§ Exercise goal
Go through the material below, find each line with the word "name", and copy those lines.

§ Data supplied
════

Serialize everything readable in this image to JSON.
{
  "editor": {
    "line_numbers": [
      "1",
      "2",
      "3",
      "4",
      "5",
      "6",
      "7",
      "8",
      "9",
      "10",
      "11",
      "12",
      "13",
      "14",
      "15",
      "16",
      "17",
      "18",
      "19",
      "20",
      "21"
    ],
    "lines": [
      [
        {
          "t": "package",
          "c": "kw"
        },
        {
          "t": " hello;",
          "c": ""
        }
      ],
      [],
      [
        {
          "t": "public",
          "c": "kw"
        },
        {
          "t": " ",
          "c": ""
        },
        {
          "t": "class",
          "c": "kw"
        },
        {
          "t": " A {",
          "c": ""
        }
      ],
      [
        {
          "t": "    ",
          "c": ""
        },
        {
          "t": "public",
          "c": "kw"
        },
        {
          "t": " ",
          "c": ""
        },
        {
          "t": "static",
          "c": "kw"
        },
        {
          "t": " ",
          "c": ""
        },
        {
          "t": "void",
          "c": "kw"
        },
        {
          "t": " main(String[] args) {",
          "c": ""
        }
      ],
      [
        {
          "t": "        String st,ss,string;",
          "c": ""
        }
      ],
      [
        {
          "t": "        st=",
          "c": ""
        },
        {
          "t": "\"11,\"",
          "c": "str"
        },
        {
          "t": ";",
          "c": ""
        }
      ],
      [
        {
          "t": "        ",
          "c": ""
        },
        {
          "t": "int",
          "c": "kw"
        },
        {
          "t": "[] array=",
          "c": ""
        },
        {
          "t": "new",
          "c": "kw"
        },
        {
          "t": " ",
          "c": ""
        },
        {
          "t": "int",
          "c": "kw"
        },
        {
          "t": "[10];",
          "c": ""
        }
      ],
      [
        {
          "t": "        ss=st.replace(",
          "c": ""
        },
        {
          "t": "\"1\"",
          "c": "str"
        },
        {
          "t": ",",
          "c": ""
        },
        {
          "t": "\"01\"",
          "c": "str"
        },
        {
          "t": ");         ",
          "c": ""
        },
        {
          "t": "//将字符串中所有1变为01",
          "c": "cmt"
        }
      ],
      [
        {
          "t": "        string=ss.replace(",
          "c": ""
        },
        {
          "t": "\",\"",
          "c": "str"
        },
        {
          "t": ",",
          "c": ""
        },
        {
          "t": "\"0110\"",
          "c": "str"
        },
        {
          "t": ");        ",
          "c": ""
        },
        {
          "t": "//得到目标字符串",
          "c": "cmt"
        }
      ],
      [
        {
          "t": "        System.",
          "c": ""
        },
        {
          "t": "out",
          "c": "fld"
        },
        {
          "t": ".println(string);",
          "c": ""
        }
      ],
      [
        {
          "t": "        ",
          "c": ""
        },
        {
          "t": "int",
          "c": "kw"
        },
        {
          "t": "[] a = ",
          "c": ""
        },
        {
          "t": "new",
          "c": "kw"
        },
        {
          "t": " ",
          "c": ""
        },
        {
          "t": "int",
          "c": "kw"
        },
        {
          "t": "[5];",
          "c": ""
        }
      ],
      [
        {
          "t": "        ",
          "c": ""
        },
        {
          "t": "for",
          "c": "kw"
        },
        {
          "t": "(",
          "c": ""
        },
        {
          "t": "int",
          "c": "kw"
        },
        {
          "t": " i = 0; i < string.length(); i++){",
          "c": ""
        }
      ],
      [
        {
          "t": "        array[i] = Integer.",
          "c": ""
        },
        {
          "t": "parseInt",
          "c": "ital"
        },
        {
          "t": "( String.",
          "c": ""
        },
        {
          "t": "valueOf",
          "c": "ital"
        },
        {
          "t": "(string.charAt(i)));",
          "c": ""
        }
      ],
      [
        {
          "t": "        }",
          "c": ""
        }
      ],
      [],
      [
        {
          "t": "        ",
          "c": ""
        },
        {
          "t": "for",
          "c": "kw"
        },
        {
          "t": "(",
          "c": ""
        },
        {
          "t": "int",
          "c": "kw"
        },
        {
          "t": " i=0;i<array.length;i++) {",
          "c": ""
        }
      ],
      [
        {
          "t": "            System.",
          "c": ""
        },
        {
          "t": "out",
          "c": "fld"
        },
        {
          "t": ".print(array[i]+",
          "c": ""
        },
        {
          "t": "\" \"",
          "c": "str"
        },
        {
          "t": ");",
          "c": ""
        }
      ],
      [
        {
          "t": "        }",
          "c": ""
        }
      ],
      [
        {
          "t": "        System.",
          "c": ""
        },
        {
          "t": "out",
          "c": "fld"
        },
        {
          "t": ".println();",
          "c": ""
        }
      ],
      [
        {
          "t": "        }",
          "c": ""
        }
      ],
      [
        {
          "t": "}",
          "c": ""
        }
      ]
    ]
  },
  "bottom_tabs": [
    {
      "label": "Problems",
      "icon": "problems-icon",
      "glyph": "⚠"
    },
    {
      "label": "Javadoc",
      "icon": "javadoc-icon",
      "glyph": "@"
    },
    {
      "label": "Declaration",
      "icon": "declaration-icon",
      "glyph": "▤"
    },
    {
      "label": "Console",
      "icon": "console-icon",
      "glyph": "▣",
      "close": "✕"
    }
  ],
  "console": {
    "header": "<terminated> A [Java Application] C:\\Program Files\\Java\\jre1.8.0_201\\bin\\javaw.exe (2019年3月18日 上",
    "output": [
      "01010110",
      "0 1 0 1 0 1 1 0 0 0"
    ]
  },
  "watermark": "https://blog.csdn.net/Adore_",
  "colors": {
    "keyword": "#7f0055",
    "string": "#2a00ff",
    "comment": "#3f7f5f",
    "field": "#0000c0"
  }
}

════

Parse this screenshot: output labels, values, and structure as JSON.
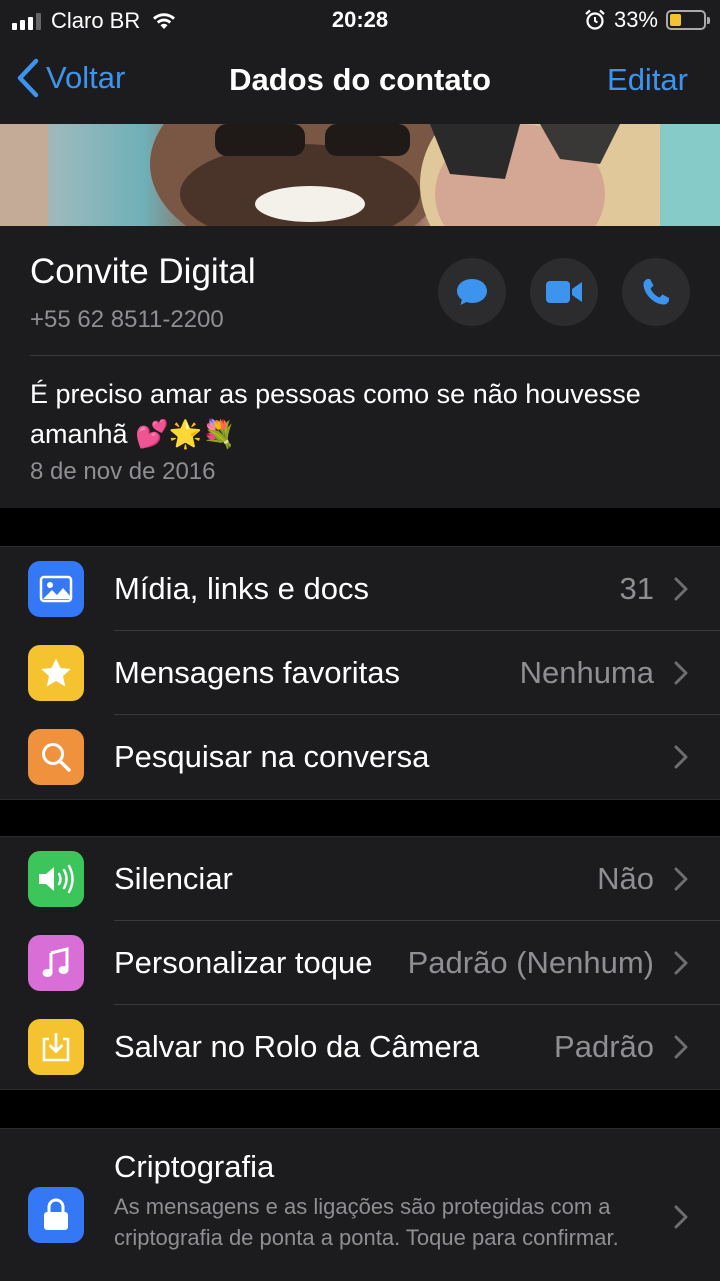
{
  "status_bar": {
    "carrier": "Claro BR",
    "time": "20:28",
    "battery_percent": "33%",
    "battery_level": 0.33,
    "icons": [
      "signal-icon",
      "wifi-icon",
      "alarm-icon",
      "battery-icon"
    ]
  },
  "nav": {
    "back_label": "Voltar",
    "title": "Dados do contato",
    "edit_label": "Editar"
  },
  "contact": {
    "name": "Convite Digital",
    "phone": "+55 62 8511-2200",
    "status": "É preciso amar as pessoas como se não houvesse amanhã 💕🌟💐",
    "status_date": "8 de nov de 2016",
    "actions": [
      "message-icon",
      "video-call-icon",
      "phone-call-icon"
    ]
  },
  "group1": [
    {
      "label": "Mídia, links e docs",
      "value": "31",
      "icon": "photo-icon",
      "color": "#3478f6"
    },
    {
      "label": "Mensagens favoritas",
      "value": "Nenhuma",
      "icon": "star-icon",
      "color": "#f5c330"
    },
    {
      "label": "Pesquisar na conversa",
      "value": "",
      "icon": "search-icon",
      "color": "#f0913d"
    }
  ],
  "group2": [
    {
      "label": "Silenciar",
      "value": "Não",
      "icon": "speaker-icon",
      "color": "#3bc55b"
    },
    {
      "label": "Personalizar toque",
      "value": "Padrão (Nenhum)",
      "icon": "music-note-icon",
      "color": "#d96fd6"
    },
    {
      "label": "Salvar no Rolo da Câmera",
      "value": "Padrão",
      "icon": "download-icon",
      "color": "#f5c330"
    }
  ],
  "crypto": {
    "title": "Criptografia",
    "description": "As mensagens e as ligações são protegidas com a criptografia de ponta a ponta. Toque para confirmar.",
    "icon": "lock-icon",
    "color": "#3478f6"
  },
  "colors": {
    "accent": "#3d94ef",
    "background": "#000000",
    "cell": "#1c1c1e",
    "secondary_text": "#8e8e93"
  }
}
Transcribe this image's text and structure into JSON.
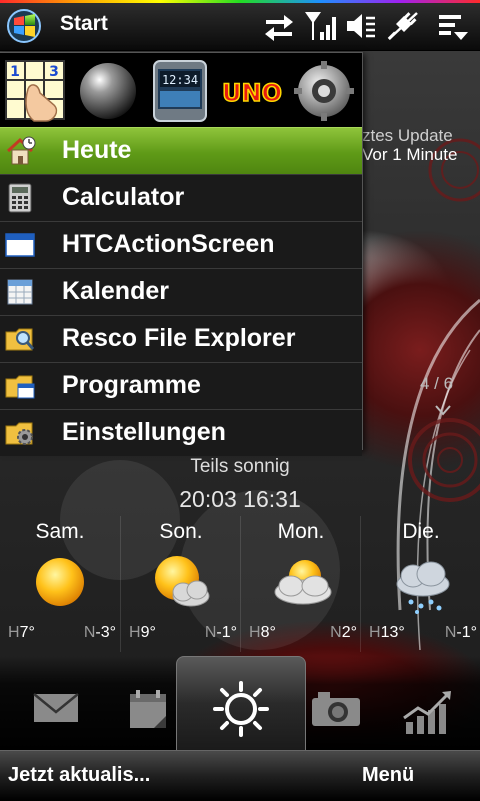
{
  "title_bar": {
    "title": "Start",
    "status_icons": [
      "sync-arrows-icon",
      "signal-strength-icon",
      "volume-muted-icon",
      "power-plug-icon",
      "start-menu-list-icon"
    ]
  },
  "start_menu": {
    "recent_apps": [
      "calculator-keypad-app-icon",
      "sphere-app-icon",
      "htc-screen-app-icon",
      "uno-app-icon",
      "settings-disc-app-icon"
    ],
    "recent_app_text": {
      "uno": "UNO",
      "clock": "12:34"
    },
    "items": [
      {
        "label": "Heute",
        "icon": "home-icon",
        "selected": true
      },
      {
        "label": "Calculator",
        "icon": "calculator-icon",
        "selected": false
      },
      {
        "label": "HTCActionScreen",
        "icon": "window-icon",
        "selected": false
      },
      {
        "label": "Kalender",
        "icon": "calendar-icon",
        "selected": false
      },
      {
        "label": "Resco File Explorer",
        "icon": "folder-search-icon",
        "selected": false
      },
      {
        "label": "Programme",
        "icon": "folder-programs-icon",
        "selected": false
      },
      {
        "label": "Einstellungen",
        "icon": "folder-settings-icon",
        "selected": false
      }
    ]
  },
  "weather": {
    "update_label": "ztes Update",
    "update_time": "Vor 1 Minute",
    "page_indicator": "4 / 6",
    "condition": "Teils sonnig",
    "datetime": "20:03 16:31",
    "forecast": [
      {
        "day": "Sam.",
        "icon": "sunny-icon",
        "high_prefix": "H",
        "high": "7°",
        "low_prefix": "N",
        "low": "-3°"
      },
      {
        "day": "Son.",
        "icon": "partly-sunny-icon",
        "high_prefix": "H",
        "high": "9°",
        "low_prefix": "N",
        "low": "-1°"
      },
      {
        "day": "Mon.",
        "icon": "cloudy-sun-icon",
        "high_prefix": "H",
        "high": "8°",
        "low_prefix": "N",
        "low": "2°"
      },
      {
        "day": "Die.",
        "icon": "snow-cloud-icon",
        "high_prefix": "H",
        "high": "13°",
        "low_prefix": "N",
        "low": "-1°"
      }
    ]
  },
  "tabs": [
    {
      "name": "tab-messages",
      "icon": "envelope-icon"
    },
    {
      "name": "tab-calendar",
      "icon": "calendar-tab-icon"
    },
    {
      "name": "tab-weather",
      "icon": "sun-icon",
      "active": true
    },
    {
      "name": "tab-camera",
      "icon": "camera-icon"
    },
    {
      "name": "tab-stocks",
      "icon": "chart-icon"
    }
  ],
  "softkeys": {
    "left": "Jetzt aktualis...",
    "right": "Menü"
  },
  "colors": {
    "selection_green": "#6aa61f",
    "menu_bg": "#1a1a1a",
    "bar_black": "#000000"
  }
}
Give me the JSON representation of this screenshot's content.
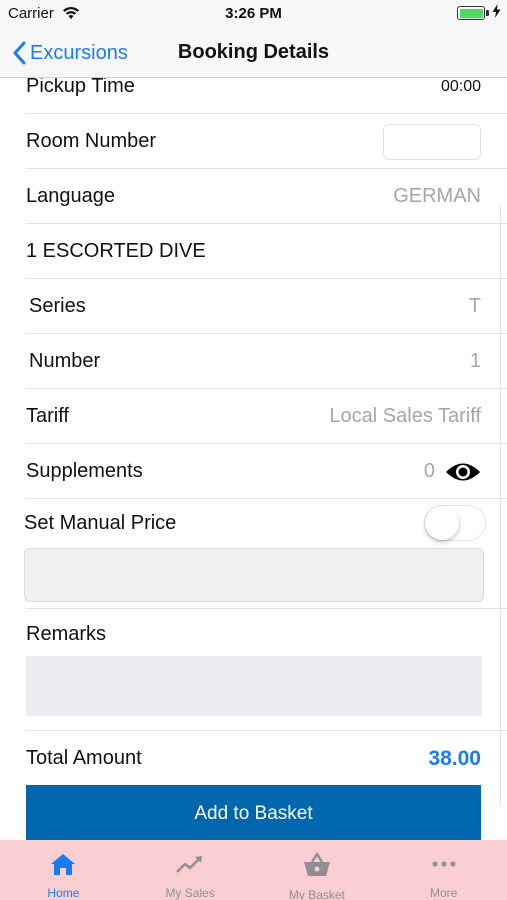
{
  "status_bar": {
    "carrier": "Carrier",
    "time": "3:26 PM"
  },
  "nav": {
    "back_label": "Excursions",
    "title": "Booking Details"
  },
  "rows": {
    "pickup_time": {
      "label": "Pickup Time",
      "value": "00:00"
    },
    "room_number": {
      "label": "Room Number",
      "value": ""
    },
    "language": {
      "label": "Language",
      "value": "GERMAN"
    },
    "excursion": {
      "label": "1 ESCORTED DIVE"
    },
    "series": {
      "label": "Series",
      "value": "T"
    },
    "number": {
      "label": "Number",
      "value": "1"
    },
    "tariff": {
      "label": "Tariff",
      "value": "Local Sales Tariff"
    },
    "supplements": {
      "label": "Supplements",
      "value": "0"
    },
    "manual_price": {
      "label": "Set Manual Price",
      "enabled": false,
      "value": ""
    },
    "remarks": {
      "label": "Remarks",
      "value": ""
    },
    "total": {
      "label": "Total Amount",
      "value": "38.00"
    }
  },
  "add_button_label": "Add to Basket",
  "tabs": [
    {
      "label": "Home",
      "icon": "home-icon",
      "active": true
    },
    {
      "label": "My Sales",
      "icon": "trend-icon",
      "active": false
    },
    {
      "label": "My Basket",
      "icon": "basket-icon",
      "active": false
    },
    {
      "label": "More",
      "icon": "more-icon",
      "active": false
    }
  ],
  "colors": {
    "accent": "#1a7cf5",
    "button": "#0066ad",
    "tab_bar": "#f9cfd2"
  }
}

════

§ Written solution
    "name": "Convite Digital",
      "name": "tab-messages",
      "name": "tab-calendar",
      "name": "tab-weather",
      "name": "tab-camera",
      "name": "tab-stocks",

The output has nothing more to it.